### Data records
⁂

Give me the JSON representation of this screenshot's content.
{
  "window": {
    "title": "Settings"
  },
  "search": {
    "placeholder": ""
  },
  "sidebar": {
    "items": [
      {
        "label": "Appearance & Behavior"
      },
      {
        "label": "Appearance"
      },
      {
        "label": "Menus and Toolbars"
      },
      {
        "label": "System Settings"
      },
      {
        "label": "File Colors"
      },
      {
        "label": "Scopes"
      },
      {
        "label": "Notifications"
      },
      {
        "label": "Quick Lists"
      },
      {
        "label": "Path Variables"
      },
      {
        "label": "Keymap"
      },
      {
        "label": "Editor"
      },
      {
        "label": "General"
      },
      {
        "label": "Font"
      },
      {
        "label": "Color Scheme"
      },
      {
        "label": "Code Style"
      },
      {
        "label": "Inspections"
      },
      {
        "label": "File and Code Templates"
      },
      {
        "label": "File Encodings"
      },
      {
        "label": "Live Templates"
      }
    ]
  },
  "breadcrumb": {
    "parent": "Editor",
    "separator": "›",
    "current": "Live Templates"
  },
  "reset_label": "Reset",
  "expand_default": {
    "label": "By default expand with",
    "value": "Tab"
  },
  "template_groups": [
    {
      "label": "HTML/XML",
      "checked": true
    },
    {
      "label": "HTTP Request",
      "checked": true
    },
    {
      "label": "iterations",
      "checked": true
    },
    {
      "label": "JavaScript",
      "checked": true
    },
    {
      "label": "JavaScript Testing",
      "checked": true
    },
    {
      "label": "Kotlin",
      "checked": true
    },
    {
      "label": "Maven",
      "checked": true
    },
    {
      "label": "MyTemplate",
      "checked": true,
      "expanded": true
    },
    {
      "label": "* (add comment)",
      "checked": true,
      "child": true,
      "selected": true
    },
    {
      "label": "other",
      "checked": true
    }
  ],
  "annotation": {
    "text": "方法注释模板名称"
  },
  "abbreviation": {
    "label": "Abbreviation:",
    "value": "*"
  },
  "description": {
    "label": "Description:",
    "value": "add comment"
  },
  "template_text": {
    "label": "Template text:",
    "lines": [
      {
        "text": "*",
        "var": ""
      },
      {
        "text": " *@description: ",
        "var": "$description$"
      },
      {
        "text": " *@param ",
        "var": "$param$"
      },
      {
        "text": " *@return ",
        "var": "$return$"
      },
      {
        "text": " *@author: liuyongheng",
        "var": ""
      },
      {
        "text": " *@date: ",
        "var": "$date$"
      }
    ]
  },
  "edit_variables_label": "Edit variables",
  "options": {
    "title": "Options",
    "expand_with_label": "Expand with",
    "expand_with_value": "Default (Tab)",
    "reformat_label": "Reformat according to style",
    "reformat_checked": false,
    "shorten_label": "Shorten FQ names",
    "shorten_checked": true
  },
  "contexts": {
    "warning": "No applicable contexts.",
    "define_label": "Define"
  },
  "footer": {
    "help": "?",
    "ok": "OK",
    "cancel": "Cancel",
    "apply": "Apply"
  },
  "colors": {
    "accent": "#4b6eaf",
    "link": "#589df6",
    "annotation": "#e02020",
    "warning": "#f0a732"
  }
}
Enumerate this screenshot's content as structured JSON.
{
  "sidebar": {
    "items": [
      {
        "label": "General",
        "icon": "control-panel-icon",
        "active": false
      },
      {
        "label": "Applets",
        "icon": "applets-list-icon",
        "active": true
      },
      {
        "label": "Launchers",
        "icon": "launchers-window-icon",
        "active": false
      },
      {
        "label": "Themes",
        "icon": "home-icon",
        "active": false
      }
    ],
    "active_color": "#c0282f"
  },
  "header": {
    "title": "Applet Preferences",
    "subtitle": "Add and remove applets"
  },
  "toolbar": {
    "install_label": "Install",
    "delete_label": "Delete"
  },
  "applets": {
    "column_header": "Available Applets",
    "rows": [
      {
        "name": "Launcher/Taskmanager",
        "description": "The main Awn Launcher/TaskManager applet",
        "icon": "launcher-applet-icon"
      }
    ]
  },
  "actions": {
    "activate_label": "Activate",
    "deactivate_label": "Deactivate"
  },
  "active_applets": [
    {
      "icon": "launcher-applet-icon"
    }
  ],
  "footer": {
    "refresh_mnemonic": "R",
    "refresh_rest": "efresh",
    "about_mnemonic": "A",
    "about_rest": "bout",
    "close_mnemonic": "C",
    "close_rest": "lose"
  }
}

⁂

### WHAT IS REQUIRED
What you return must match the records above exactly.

### EXERCISE RESULT
Give me the JSON representation of this screenshot's content.
{
  "window": {
    "title": "Settings"
  },
  "search": {
    "placeholder": ""
  },
  "sidebar": {
    "items": [
      {
        "label": "Appearance & Behavior"
      },
      {
        "label": "Appearance"
      },
      {
        "label": "Menus and Toolbars"
      },
      {
        "label": "System Settings"
      },
      {
        "label": "File Colors"
      },
      {
        "label": "Scopes"
      },
      {
        "label": "Notifications"
      },
      {
        "label": "Quick Lists"
      },
      {
        "label": "Path Variables"
      },
      {
        "label": "Keymap"
      },
      {
        "label": "Editor"
      },
      {
        "label": "General"
      },
      {
        "label": "Font"
      },
      {
        "label": "Color Scheme"
      },
      {
        "label": "Code Style"
      },
      {
        "label": "Inspections"
      },
      {
        "label": "File and Code Templates"
      },
      {
        "label": "File Encodings"
      },
      {
        "label": "Live Templates"
      }
    ]
  },
  "breadcrumb": {
    "parent": "Editor",
    "separator": "›",
    "current": "Live Templates"
  },
  "reset_label": "Reset",
  "expand_default": {
    "label": "By default expand with",
    "value": "Tab"
  },
  "template_groups": [
    {
      "label": "HTML/XML",
      "checked": true
    },
    {
      "label": "HTTP Request",
      "checked": true
    },
    {
      "label": "iterations",
      "checked": true
    },
    {
      "label": "JavaScript",
      "checked": true
    },
    {
      "label": "JavaScript Testing",
      "checked": true
    },
    {
      "label": "Kotlin",
      "checked": true
    },
    {
      "label": "Maven",
      "checked": true
    },
    {
      "label": "MyTemplate",
      "checked": true,
      "expanded": true
    },
    {
      "label": "* (add comment)",
      "checked": true,
      "child": true,
      "selected": true
    },
    {
      "label": "other",
      "checked": true
    }
  ],
  "annotation": {
    "text": "方法注释模板名称"
  },
  "abbreviation": {
    "label": "Abbreviation:",
    "value": "*"
  },
  "description": {
    "label": "Description:",
    "value": "add comment"
  },
  "template_text": {
    "label": "Template text:",
    "lines": [
      {
        "text": "*",
        "var": ""
      },
      {
        "text": " *@description: ",
        "var": "$description$"
      },
      {
        "text": " *@param ",
        "var": "$param$"
      },
      {
        "text": " *@return ",
        "var": "$return$"
      },
      {
        "text": " *@author: liuyongheng",
        "var": ""
      },
      {
        "text": " *@date: ",
        "var": "$date$"
      }
    ]
  },
  "edit_variables_label": "Edit variables",
  "options": {
    "title": "Options",
    "expand_with_label": "Expand with",
    "expand_with_value": "Default (Tab)",
    "reformat_label": "Reformat according to style",
    "reformat_checked": false,
    "shorten_label": "Shorten FQ names",
    "shorten_checked": true
  },
  "contexts": {
    "warning": "No applicable contexts.",
    "define_label": "Define"
  },
  "footer": {
    "help": "?",
    "ok": "OK",
    "cancel": "Cancel",
    "apply": "Apply"
  },
  "colors": {
    "accent": "#4b6eaf",
    "link": "#589df6",
    "annotation": "#e02020",
    "warning": "#f0a732"
  }
}
Enumerate this screenshot's content as structured JSON.
{
  "sidebar": {
    "items": [
      {
        "label": "General",
        "icon": "control-panel-icon",
        "active": false
      },
      {
        "label": "Applets",
        "icon": "applets-list-icon",
        "active": true
      },
      {
        "label": "Launchers",
        "icon": "launchers-window-icon",
        "active": false
      },
      {
        "label": "Themes",
        "icon": "home-icon",
        "active": false
      }
    ],
    "active_color": "#c0282f"
  },
  "header": {
    "title": "Applet Preferences",
    "subtitle": "Add and remove applets"
  },
  "toolbar": {
    "install_label": "Install",
    "delete_label": "Delete"
  },
  "applets": {
    "column_header": "Available Applets",
    "rows": [
      {
        "name": "Launcher/Taskmanager",
        "description": "The main Awn Launcher/TaskManager applet",
        "icon": "launcher-applet-icon"
      }
    ]
  },
  "actions": {
    "activate_label": "Activate",
    "deactivate_label": "Deactivate"
  },
  "active_applets": [
    {
      "icon": "launcher-applet-icon"
    }
  ],
  "footer": {
    "refresh_mnemonic": "R",
    "refresh_rest": "efresh",
    "about_mnemonic": "A",
    "about_rest": "bout",
    "close_mnemonic": "C",
    "close_rest": "lose"
  }
}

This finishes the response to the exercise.